The diet industry has erased our ability to eat intuitively. We are hyper conscious and scared of the ‘wrong’ food. Eating is now a moral dilemma.
The challenge of course for many people is the ‘fat’ that just doesn’t seem to shift and there are many individuals who would like to lose weight, for many reasons. Many people believe that the only way to lose weight is to control calories, eat ‘the right’ foods and diet.
If you feel that you are overweight and have tried dieting in the past, have you ever considered that dieting has made you overweight?
Pretty much all diets work (low carbs, high carbs, magic carbs, high fat, no fat, what fat…) if you are in a calorie deficit. Yet, statistically if you diet you are more than likely to gain back any weight you have lost and more after. So why bother?

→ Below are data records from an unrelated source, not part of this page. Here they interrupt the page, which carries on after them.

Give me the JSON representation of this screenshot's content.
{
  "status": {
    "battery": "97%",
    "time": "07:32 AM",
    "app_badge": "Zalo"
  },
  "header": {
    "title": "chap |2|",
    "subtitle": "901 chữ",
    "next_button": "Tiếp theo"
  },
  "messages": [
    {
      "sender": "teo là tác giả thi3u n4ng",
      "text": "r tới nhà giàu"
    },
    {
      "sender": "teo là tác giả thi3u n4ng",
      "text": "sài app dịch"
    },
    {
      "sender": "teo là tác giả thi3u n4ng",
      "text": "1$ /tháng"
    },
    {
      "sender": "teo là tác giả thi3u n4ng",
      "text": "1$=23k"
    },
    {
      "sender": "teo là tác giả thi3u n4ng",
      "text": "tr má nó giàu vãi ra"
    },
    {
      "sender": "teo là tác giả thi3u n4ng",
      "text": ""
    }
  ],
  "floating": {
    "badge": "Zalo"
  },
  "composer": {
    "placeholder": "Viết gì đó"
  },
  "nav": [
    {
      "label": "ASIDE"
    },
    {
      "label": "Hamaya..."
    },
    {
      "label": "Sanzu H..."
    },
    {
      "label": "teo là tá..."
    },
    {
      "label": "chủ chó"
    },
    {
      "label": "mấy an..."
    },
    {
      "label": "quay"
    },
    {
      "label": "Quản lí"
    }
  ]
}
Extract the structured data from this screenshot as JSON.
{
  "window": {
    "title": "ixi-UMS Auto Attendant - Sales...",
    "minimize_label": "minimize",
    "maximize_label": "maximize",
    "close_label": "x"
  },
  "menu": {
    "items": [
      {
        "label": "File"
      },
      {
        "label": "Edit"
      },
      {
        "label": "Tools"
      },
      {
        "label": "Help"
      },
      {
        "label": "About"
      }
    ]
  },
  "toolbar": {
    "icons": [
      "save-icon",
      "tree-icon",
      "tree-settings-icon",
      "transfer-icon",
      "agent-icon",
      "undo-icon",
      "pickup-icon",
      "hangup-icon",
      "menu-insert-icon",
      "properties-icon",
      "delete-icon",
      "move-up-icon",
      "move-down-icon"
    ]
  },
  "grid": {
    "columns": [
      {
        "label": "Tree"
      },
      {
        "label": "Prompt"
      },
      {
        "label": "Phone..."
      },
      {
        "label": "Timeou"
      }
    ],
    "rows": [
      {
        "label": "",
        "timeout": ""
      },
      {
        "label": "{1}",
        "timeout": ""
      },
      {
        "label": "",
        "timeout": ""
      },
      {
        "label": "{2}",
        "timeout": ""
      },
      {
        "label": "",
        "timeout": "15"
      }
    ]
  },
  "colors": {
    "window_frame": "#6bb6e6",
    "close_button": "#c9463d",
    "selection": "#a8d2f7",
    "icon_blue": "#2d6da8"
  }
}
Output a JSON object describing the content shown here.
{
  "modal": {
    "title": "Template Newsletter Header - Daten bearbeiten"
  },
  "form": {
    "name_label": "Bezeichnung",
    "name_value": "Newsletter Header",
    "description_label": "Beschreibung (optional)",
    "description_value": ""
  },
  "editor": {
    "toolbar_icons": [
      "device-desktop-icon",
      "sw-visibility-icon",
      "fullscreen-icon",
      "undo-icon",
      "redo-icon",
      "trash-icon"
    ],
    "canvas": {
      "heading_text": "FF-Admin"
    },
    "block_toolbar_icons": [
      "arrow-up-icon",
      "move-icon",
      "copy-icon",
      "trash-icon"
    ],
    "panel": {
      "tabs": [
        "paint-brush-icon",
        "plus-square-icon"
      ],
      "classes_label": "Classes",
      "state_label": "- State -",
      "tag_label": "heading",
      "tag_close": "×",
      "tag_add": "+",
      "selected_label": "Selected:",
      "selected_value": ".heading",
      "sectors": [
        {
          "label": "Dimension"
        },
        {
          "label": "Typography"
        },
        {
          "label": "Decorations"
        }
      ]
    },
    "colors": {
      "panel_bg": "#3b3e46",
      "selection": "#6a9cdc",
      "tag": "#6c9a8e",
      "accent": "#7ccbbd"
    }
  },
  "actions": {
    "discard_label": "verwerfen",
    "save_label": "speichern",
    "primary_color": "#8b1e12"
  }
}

When I was 17 I started in the fitness industry working out most days, learning about nutrition and how the body works. My motivation at the time was to lose weight. Being a typical teenager girl, I was body conscious and plighted by pesky comparisons with my peers and influenced by beauty standards. Many will resonate with the social pressures to conform to beauty ideals, and I believe it has become worse for teenagers – comparisons are not on a global scale and your worth can essentially be measured by number of followers and likes, but more on that another day.
So I began my first diet. As a result, I gained weight due to uncontrollable eating after calorie restriction. I became unhappier. Of course, the weight gain only spurred me on to diet harder, resulting in a pattern of yo-yo dieting through my early 20s.
I know many will resonate with my story. The good news is, I no longer diet ever. Yet I happily maintain my weight, eating what many would say is ‘bad’ foods everyday. You don’t have to diet either. In fact I strongly recommend you do not diet and stop immediately.
Here is my approach to helping my clients have freedom from dieting and find happiness in their body and lifestyles. This can simply be summarised as behaviour change using NLP techniques:
- Stop any sort of restriction or diet
- Change the associations of ‘good’ and ‘bad’ foods
- Address and overcome body normative ideals and comparisons
- Overcome judgements
- Develop self esteem through multiple areas of life (rather than through body image)
- Shift attention away from food, diet and body image to more enjoyable life activities
The reality is many of us know how to eat well to nourish and fuel our body. It’s impossible not to know what food are supposed to be better for you than others because of the diet industry and lifestyle culture having become so popular over the last several decades. Eat green stuff, eat less processed foods … etc.. bore… etc.. We know how to do it, yet so many still struggle to do it…
When you address the associations and meaning attached to food, body weight and eating habits, an individual has freedom from the external pressures of normative beauty ideals, freedom from the moral decision of eating right and wrong foods, and freedom to live life without dieting. Honestly, it was the best changes of my 20s.
So many of us are stuck in diet mindset because we still believe this is the only way to lose weight and be happy in our bodies. Yet we also know it doesn’t work and does the exact opposite. Behavioural change and a mindset shift is the alternative. That of course is scary, because you have to relinquish control over your eating and diet… but are you in control anyway?
Of course, you still have to be in a calorie deficit to lose weight! But how much more fun does it sound to not be thinking about that calorie deficit and instead just enjoying life, eating well, what you want, when you want…
The objective is not to lose weight. The objective of this is to get you to a point where you just don’t care about your body shape, image or eating. The paradoxical beauty of this shift is very natural and sustainable weight loss. The less you think about food, the better.
I’m taking on 5 new coaching clients for 3 months to do exactly this. If you are interested, or know someone who is, please email me on firstname.lastname@example.org for more details.